Lawsuit Challenges Minnesota Child Protection Laws
ASSOCIATED PRESS - Published: April 25, 2018
MINNEAPOLIS (AP) —MINNEAPOLIS (AP) — A group of parents has accused state and county child protection agencies in Minnesota of illegally removing children from their homes.
The civil rights lawsuit filed in U.S. District Court in Minneapolis Tuesday alleges the state's child protection laws are overly broad and that children are being taken from their homes and placed in foster care for parental discipline, such as spanking.
The main plaintiff in the lawsuit is Dwight Mitchell, founder of the Stop Child Protection Services From Legally Kidnapping organization, which has about 250 members in the state, The Star Tribune reported. Mitchell said Dakota County child welfare workers removed two of his children from his Apple Valley home after a babysitter reported that Mitchell spanked his 11-year-old son for stealing and being disobedient in 2014.
One of Mitchell's children was kept in state custody for 22 months, while another was removed for five months, according to the lawsuit.

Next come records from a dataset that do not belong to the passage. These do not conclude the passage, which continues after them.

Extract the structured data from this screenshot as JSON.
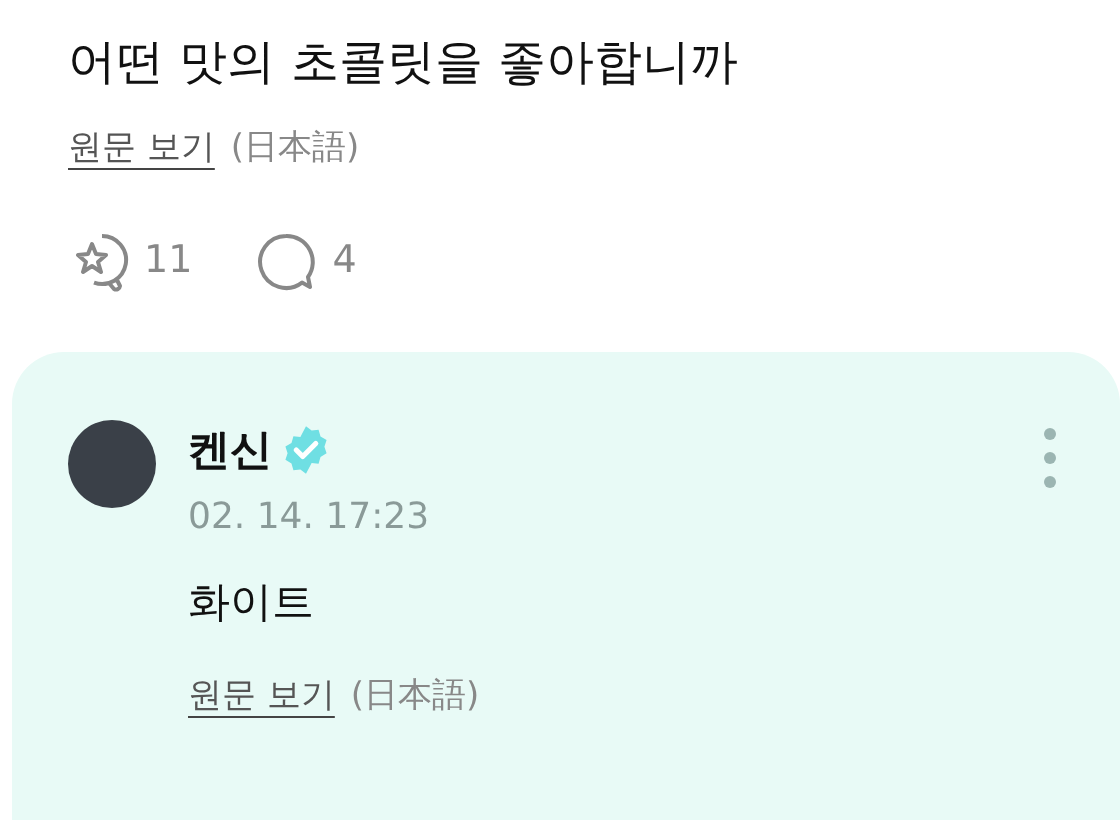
{
  "post": {
    "text": "어떤 맛의 초콜릿을 좋아합니까",
    "translation": {
      "link": "원문 보기",
      "language": "(日本語)"
    },
    "reactions": {
      "likes": "11",
      "comments": "4"
    }
  },
  "comment": {
    "author": "켄신",
    "verified": true,
    "time": "02. 14. 17:23",
    "text": "화이트",
    "translation": {
      "link": "원문 보기",
      "language": "(日本語)"
    }
  }
}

"It was every parent's worst nightmare," said Mitchell, 57, a management consultant. "My children were legally kidnapped for a bottom spanking that was done out of love because I want my children to grow up to be hardworking members of society."
A child can be found "in need of child protection services" if a parent causes bodily harm, which is defined as causing pain, injury or illness under the current state law.
The lawsuit also alleges that such laws disproportionately impact black families, including Mitchell's. African-American children in Minnesota were three times more likely than white children to be reviewed for child protection services in 2016, according to a state report.
The Minnesota Department of Human Services said the agency hasn't been served the lawsuit. A Dakota County spokeswoman declined to comment because the agency has yet to review the lawsuit.
Original Article: http://krocam.com/lawsuit-challenges-minnesota-child-protection-laws/